Born in 1894, Graham, author of the Intelligent Investor worked in managerial economics and investing which led to value investing within mutual funds, hedge funds, diversified holding companies. Throughout his career, Graham had many notable disciples who went on to receive substantial success in the world of investment, including Warren Buffett who described him as "the most influential person in his life after my own father" - Robert Zurrer for Money Talks
Of all the well-known investors out there today, none has a reputation that comes anywhere near that of Benjamin Graham. Even though this godfather of investing has been dead for many years, he still shapes the investment ideas and styles of thousands of investors alive today thanks to his timeless advice.
Indeed, despite the fact that the financial world has changed tremendously since Graham’s death, his advice is still highly relevant as, as he once said, “The underlying principles of sound investment should not alter from decade to decade, but the application of these principles must be adapted to significant changes in the financial mechanisms and climate.”

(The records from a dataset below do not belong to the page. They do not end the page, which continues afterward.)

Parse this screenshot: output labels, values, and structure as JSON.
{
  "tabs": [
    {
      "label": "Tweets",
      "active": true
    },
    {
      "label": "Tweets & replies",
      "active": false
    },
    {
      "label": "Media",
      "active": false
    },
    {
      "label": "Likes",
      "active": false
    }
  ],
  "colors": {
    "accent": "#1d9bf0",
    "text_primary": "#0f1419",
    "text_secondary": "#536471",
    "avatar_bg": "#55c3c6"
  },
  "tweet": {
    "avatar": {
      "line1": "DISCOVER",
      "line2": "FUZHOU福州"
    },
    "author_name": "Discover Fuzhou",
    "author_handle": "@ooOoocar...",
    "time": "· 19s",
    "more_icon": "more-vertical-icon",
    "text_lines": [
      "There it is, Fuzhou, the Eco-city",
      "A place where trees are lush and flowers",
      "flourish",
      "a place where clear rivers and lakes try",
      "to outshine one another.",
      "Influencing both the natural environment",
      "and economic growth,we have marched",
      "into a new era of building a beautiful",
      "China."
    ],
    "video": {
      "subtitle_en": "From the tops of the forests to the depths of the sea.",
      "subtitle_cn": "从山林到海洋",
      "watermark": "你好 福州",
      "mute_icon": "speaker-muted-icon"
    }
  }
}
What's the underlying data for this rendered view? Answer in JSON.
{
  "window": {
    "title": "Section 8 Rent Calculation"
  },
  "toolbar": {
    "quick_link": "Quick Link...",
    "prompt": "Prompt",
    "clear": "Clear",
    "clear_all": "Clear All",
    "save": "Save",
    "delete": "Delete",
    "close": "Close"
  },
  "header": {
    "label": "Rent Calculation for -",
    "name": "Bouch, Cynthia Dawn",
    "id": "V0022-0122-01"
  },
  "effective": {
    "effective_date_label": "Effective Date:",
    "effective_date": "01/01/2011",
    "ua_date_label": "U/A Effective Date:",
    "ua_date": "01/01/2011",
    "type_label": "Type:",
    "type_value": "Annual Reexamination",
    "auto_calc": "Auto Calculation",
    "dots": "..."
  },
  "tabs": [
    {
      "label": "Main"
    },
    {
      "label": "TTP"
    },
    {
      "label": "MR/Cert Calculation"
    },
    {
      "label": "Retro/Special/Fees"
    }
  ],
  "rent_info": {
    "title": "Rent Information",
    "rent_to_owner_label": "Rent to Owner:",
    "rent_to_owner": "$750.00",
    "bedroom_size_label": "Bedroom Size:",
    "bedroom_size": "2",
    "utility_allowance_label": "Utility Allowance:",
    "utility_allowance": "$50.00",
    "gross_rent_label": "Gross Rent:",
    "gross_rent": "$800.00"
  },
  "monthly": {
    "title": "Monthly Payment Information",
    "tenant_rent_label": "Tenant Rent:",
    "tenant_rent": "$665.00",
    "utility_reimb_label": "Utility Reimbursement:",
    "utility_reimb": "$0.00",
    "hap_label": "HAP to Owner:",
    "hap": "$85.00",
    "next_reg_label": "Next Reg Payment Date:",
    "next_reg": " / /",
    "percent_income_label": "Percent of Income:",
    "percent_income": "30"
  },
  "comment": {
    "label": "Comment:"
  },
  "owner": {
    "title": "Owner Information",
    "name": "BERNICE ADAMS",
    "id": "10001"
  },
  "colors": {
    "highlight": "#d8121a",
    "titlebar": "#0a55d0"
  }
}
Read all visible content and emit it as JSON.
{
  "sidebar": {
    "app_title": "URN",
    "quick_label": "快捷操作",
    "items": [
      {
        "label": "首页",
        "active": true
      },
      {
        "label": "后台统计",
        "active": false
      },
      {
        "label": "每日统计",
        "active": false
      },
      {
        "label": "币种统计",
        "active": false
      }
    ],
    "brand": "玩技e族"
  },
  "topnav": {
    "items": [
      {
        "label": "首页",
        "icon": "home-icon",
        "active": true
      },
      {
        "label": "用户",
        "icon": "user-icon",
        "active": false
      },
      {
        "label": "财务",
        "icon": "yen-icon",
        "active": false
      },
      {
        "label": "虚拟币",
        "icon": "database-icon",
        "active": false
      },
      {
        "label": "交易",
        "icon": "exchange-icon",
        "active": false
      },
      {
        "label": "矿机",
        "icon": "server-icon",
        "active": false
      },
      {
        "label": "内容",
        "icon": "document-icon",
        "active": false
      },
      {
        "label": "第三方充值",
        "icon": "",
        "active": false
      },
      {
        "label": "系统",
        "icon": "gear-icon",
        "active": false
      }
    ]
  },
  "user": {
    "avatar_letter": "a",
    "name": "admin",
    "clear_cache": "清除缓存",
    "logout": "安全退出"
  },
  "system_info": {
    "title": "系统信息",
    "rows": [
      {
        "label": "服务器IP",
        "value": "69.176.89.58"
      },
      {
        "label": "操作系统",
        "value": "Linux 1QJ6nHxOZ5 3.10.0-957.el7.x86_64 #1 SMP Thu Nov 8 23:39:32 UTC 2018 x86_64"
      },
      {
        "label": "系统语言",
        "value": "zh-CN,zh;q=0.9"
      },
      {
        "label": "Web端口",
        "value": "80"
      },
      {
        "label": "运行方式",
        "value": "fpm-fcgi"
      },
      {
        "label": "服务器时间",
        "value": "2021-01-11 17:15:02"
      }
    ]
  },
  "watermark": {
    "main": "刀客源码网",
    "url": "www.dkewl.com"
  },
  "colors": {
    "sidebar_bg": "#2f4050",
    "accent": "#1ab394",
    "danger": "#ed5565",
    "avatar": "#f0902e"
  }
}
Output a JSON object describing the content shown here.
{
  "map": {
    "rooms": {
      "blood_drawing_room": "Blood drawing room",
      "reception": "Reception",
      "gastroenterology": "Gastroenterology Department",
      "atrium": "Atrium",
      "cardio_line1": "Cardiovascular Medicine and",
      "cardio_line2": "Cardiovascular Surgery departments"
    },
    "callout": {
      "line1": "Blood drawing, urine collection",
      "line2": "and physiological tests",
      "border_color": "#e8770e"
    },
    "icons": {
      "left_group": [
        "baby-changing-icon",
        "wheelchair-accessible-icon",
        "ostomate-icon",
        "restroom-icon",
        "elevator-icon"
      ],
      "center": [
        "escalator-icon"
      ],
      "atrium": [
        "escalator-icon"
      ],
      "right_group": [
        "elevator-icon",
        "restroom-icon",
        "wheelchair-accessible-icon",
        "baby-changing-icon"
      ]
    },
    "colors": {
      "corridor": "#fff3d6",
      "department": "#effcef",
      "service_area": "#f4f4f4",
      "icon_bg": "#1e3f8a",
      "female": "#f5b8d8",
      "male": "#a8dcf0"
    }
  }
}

Below I’ve gathered some more quotes from Graham, which provide an insight into his way of thinking, and when taken together, offer a sort of guide for investors of all experiences on how to invest and think about the markets. I guarantee you’ll take something away from the below. Even if you’ve been an investor for many decades, it’s always sensible to remind yourself of the principles of sound investment, so you don’t stray into bad habits.
Benjamin Graham's timeless advice
“The individual investor should act consistently as an investor and not as a speculator. This means... that he should be able to justify every purchase he makes and each price he pays by impersonal, objective reasoning that satisfies him that he is getting more than his money's worth for his purchase.”
“The stock investor is neither right or wrong because others agreed or disagreed with him; he is right because his facts andanalysis are right.”
“The investor’s chief problem and even his worst enemy is likely to be himself.”
This was the single most important quote Graham has issued. It’s so important that every investor understands her weaknesses and her place in the world. You are not going to be the next Warren Buffett (Trades, Portfolio), so don’t try to be. Understand your drawbacks and invest accordingly. If you don’t, and you overtrade, invest in something you don’t understand or try to be clever, the results can be disastrous. As Charlie Munger (Trades, Portfolio) once said, “It is remarkable how much long-term advantage people like us have gotten by trying to be consistently not stupid, instead of trying to be very intelligent."
Back to Graham’s timeless advice:
“Basically, price fluctuations have only one significant meaning for the true investor. They provide him with an opportunity to buy wisely when prices fall sharply and to sell wisely when they advance a great deal. At other times he will do better if he forgets about the stock market and pays attention to his dividend returns and to the operating results of his companies.”
“The most realistic distinction between the investor and the speculator is found in their attitude toward stock-market movements. The speculator's primary interest lies in anticipating and profiting from market fluctuations. The investor's primary interest lies in acquiring and holding suitable securities at suitable prices. Market movements are important to him in a practical sense because they alternately create low price levels at which he would be wise to buy and high price levels at which he certainly should refrain from buying and probably would be wise to sell.”
“Mr. Market’s job is to provide you with prices; your job is to decide whether it is to your advantage to act on them. You do not have to trade with him just because he constantly begs you to.”
“The best way to measure your investing success is not by whether you’re beating the market but by whether you have put in place a financial plan and a behavioral discipline that are likely to get you where you want to go."
“Losing some money is an inevitable part of investing, and there’s nothing you can do to prevent it. But to be an intelligent investor, you must take responsibility for ensuring that you never lose most or all of your money.”